He noted that Jersey City is perhaps the first city in the country to have practiced training in a location, the NewPort Mall, that subsequently was the site of a real life shooting event.

Just this weekend, another mass shooting occurred in a prominent location-  the Chabad of Poway Synagogue near San Diego, California.

We followed up with Shea for his reaction and the implications of events like these on the local level.

“Absolutely, we see events happening all across the world, we see events in countries that have very strict gun laws and no gun availability to people and we have massive attacks involving edged weapons and such,” he began.

“Unfortunately, it seems to be part of the world that we live in now, they seem more common. And we study them extensively to get our police department ready for them, and there’s no question that there’s been a curve up since 2000 up to now of these kinds of mass attacks.

“I think that no matter what the laws are in this country, until we can account for why these are happening and increasing, I think that time spent practicing for these events is time well spent.”

According to Shea, the city partners with Tomahawk Security Solutions for three trainings  per year and they are aiming to increase that to four.

Michael Biller is the president, as well as one of the co-founders, of Tomahawk Security Solutions, an eclectic group of former military, police and special operations forces personnel.

His resume includes 13 years with special ops, leading combat missions in Iraq and other worldwide battlefields.

He noted the time and preparation it takes for the company to create lifelike active shooter environments so that police departments and other first responders gain the most experience and knowledge on how to respond and eliminate the threat.

“These typically take us 12 plus weeks to plan because what we like to do is gain from the city, in regards to the patrol force response, to really work [inaudible] rescue task force concepts in conjunction with paramedics and fire departments,” Biller explained.

“The way that we plan these is based around how the city is postured at the time, and then we come in early and work with the location personnel so that we can test and evaluate their security policy and procedures, so that they benefit from this as well.”

Shea was quick to note after Biller’s remarks that the city pays for the training because they want to make sure that no one misses real-life training due to a tight budget.

“St. Peters provided their teachers (as actors) and their location, but we pay for the training. The reason we hire a vendor is because we’ve studied training all around the country and the best possible training is when you have an outside company come in with their expertise to prepare a training that you’re not ready for,” Shea added.

He emphasized that the company goes to great lengths to keep those participating in the drill unaware of what they will encounter.
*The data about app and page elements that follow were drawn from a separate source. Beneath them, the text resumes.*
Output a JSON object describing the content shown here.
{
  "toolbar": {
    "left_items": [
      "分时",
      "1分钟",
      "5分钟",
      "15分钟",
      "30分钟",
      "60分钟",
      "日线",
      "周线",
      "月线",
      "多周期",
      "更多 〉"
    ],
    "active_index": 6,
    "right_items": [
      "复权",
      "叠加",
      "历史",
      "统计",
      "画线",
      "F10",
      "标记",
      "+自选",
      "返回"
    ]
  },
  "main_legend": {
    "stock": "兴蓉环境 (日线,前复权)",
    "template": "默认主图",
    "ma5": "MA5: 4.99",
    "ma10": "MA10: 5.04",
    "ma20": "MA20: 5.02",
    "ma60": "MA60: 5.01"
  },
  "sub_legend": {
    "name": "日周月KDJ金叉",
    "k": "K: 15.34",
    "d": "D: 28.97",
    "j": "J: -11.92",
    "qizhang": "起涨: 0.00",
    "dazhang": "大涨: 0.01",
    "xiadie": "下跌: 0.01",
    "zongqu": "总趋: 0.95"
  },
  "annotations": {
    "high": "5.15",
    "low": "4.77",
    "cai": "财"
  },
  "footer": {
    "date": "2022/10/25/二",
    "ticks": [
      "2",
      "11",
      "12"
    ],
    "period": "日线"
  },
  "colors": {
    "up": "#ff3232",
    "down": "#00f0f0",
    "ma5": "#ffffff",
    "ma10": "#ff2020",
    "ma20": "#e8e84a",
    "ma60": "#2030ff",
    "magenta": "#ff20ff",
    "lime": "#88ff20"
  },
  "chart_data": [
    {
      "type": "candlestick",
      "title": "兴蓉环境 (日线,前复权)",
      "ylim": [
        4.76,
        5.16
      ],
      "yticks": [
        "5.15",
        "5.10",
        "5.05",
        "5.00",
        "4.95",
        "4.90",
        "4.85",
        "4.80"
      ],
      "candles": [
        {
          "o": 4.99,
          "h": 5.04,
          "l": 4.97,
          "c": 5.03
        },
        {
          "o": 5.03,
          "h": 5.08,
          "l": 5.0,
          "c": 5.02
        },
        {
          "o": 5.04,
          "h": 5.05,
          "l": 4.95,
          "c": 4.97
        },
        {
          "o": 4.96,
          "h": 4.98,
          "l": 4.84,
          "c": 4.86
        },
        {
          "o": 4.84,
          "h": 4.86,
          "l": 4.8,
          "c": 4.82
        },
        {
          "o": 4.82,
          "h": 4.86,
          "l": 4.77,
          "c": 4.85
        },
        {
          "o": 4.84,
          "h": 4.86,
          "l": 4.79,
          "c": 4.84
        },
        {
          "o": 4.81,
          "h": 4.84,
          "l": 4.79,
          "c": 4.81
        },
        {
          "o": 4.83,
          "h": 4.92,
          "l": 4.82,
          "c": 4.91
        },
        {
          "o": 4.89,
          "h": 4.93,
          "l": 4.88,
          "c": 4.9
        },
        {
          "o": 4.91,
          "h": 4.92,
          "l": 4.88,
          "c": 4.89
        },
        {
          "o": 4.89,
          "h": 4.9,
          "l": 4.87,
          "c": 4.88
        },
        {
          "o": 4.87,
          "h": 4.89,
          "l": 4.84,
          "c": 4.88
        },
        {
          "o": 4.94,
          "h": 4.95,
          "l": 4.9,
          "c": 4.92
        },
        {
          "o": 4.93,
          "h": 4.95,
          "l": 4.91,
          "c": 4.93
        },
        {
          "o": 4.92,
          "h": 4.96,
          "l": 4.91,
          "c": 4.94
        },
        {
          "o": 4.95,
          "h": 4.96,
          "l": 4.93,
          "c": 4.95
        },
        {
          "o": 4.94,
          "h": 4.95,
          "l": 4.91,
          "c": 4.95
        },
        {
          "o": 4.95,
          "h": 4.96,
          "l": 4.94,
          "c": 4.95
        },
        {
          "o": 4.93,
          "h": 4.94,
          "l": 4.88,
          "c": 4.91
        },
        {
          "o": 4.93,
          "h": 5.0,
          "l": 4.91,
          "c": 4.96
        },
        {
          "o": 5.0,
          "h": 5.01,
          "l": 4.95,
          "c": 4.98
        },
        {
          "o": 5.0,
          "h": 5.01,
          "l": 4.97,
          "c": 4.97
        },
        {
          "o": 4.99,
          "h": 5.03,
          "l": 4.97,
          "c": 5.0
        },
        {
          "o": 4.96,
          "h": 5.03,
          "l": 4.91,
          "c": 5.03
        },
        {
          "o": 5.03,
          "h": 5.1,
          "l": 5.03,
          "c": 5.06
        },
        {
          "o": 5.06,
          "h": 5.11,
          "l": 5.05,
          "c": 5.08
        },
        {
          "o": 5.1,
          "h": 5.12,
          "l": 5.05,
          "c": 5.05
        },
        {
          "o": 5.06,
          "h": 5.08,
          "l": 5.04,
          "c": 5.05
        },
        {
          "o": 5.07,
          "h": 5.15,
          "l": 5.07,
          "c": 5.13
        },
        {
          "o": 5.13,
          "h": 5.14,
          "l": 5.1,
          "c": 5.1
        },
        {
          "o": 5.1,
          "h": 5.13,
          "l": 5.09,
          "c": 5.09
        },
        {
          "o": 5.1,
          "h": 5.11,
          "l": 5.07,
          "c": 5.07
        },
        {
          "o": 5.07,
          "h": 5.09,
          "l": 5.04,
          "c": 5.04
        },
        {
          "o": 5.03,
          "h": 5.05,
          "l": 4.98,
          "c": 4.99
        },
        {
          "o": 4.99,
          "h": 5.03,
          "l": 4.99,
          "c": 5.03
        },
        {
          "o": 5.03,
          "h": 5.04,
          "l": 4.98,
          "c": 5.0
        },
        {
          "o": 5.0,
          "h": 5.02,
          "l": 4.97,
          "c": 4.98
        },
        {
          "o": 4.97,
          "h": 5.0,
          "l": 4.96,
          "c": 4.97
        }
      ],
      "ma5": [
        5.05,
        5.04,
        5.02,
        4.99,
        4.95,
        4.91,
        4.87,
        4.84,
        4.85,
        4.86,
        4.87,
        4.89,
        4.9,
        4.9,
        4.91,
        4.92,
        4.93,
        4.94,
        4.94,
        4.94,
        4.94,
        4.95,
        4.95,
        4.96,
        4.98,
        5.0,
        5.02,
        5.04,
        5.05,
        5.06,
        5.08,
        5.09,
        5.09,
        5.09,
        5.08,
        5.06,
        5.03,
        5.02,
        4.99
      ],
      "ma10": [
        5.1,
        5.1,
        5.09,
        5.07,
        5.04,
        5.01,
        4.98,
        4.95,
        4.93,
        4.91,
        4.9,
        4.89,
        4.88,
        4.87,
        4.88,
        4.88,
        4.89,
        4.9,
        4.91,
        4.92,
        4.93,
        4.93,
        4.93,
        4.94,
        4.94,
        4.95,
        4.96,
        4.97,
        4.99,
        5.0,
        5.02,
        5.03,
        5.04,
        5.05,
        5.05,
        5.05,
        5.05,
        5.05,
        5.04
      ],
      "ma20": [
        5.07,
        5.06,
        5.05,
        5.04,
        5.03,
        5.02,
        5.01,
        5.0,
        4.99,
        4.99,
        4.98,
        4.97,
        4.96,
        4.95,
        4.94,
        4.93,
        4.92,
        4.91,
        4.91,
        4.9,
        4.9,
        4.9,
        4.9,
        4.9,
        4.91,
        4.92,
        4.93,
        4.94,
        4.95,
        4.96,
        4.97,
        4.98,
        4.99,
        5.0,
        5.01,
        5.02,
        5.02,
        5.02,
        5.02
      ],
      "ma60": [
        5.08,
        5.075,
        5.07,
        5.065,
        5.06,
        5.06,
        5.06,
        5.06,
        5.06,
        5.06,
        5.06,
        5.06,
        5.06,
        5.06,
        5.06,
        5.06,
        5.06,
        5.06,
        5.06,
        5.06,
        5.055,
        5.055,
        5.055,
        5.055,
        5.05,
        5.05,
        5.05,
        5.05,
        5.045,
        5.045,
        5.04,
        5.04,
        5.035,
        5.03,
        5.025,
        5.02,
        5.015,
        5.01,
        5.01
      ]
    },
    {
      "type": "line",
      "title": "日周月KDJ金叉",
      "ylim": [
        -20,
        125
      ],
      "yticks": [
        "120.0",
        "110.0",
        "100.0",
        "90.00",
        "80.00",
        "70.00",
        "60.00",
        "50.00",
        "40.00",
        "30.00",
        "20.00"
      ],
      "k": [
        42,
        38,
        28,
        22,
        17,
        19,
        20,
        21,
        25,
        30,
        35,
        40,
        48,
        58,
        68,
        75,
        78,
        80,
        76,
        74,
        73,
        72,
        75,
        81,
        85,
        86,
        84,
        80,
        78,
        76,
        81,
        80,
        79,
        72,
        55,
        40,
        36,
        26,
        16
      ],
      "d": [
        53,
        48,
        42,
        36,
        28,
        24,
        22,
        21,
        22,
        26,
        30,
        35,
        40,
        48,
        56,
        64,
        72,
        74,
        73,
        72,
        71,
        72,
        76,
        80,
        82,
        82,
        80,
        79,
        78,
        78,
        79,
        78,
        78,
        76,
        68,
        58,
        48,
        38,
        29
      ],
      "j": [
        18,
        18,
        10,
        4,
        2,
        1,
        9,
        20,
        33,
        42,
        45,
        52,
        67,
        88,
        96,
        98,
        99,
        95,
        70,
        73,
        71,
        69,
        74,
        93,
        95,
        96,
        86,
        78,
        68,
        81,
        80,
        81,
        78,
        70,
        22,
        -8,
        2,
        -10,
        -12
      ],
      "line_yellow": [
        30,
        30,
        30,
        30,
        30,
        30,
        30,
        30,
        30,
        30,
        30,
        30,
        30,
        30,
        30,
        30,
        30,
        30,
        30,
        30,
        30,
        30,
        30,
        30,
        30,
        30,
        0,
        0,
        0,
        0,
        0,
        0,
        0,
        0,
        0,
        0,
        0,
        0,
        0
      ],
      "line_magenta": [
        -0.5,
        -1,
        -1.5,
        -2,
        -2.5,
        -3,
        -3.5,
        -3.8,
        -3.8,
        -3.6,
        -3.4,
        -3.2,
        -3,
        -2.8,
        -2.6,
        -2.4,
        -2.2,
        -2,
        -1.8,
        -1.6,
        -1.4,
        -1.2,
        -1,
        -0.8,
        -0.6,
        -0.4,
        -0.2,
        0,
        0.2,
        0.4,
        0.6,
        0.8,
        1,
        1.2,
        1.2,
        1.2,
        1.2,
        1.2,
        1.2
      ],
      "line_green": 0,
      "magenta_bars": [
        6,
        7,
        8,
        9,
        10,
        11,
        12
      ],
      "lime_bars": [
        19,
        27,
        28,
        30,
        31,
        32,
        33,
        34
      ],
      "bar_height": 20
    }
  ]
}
“All of our officers and all of the St. Peter’s security, they don’t know what’s going to happen once the drill begins. All of our patrol officers just get a 911 call to respond to this address. It’s made as realistic as possible. We’ve done training before, but when you do scripted training you don’t make the mistakes that you’d like to make in training, and not in real life. When you make the training really like real life, that’s when you find those errors and able to fix them.”

He didn’t specify the amount of money that the city pays a vendor like Tomahawk, but noted that some of those expenses are offset by a state initiative, the Urban Areas Security Initiative, which receives grants from the U.S. Department of Homeland Security.

More than 50 actors sacrificed their Saturday afternoon to participate in the drill, some of them parents of students who attend the school.

One parent, Billie West, was visibly covered with blood and a gunshot wound, thanks to the expert work of a special effects makeup artist, said it was important for her to participate.

“This was scary, and I knew it wasn’t real. I can just imagine how other people in real-life shootings felt and reacted to it. It just seems so surreal. I don’t know what I would do,” West stated.